If Yonville or Ry had been better connected to the city of Rouen, which in turn was connected by the river Seine to Paris and the Channel ports, they would have suffered more from shortages and unrest. In troubled times, towns and villages that lay within the supply zone of cities were sucked dry by military commissioners and the civilian population. Agricultural progress might create a surplus and encourage investment, but it could also create excessive demand and a transport network that would quickly pump out the region’s produce. Wheat growers and wine growers were more worldly but also more vulnerable to change. In the poorer parts of southern France, where the staple crop, the chestnut, was expensive to transport and not much in demand, winter supplies remained safely in the region.
There are pre-echoes of our flat world in this passage. As we have over-specialised ourselves, we have imposed similar specialisation on others. See the tragic irony in this report from Agence France-Press about the travails of Kenyan bean growers:
“Kenya strayed from sustainable farming and followed the temptation of exporting, when it’s clearly preferable to produce and consume locally,” says Claude-Marie Vadrot, an ecology expert with French weekly Politis.
“With subsistence farming, there’s more or less always a market for your products, but when French or European retailers no longer want beans, then Kenya will be left with nothing,” he explains.
Going back to Ireland, there is a link between this and the Irish Potato Famine of the mid-19th century. It is claimed by many that one of the reasons why the potato blight had the impact that it did was that during this period Ireland remained a net exporter of food (grain and meat). The potato became the default foodstuff for the tenantry.

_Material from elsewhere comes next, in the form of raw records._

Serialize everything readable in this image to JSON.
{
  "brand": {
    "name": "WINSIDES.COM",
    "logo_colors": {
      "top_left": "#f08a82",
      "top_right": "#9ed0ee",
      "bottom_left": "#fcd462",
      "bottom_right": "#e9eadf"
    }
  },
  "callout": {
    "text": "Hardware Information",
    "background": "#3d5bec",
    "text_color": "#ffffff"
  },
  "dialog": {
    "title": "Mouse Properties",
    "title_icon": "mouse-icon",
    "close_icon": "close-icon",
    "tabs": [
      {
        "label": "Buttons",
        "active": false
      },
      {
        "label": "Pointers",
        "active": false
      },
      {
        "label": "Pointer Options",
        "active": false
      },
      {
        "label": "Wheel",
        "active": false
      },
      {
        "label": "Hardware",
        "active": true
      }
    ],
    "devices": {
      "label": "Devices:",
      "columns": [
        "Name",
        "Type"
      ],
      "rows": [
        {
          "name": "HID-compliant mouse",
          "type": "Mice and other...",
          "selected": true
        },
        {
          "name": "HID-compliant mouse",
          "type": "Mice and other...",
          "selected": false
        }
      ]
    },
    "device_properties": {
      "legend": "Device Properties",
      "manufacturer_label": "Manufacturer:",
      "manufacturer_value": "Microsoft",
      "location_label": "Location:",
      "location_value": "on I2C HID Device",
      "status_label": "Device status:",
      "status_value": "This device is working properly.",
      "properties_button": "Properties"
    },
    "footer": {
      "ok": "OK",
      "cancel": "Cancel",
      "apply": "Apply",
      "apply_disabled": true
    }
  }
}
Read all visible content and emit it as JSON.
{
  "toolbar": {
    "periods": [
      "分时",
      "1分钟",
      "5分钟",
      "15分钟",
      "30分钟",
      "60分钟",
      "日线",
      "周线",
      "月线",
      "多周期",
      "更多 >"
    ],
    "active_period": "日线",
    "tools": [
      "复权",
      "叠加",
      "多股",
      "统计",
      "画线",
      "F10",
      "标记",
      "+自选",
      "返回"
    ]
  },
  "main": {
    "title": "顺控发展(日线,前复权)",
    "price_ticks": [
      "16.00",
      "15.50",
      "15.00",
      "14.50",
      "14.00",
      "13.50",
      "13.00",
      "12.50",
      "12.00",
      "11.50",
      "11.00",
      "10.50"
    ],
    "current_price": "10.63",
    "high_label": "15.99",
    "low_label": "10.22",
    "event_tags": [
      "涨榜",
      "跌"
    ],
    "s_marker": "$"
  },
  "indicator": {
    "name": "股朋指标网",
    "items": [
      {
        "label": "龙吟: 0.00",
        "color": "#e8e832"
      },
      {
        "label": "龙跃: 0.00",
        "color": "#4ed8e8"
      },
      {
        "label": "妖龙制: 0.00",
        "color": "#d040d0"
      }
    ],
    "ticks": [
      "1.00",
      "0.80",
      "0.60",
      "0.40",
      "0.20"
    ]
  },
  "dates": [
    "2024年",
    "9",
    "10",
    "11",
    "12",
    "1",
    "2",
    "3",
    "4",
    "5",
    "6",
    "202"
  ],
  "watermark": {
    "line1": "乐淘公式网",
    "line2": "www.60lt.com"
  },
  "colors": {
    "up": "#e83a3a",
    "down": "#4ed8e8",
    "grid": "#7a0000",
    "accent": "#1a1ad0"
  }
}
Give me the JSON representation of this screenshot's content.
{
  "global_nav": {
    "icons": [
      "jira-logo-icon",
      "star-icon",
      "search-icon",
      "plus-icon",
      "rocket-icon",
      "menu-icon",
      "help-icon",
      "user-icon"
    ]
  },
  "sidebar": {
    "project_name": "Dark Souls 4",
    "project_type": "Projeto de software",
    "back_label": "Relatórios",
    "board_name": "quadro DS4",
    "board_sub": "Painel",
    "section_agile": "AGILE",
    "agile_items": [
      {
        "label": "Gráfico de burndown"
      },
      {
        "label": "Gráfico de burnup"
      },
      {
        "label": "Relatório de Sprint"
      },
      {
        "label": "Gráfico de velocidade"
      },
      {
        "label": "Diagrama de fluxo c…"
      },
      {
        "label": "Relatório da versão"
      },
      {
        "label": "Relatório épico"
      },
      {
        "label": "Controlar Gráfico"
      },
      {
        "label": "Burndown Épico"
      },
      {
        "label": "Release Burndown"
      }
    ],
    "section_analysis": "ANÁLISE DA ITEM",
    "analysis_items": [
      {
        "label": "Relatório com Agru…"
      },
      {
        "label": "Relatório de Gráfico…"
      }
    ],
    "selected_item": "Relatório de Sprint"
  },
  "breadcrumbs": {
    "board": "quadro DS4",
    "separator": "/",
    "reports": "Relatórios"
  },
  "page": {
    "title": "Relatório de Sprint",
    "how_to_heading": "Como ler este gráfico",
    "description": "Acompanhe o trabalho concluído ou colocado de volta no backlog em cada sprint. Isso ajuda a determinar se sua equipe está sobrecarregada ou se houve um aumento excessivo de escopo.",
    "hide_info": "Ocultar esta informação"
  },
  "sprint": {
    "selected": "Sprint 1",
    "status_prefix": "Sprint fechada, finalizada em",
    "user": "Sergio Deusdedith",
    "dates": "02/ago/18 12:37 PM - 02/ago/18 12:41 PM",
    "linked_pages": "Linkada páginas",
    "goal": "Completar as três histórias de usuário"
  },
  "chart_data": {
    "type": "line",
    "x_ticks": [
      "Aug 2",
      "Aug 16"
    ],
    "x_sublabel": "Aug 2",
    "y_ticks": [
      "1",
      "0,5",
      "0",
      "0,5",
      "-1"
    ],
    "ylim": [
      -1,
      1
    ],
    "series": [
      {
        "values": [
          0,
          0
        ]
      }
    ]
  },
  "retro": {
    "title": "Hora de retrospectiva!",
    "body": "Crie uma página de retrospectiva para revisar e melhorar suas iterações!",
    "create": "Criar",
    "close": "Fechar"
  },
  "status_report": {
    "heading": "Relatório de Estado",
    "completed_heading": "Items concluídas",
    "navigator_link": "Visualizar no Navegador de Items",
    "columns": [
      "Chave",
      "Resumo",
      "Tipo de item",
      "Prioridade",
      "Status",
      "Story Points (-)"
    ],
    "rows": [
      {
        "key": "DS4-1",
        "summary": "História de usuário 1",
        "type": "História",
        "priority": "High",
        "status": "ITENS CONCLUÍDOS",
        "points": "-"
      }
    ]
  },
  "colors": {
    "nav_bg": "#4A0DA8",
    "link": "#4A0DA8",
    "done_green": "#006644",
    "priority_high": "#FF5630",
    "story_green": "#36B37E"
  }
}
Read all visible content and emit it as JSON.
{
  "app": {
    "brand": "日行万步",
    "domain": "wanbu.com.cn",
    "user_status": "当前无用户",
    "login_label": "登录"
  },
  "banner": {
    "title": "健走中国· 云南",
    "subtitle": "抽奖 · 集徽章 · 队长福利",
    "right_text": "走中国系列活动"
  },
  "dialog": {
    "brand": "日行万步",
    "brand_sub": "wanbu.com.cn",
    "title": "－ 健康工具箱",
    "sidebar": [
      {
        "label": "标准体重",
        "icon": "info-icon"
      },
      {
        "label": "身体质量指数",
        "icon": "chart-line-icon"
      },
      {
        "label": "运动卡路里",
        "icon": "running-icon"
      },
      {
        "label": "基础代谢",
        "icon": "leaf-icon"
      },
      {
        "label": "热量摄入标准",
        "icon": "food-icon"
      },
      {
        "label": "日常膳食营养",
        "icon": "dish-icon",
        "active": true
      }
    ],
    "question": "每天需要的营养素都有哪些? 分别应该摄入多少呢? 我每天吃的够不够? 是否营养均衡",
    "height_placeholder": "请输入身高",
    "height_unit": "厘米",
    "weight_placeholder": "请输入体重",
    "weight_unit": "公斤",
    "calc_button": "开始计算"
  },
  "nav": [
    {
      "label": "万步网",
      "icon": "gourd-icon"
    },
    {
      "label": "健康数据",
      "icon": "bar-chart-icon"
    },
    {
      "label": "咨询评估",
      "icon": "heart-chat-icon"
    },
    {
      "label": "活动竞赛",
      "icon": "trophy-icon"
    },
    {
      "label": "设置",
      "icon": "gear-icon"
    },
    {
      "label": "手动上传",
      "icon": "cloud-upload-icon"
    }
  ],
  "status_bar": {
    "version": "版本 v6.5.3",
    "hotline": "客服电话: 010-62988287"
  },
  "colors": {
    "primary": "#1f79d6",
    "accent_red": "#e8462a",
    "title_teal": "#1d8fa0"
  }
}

When the crops failed, starvation was inevitable.
Who says we learn from history?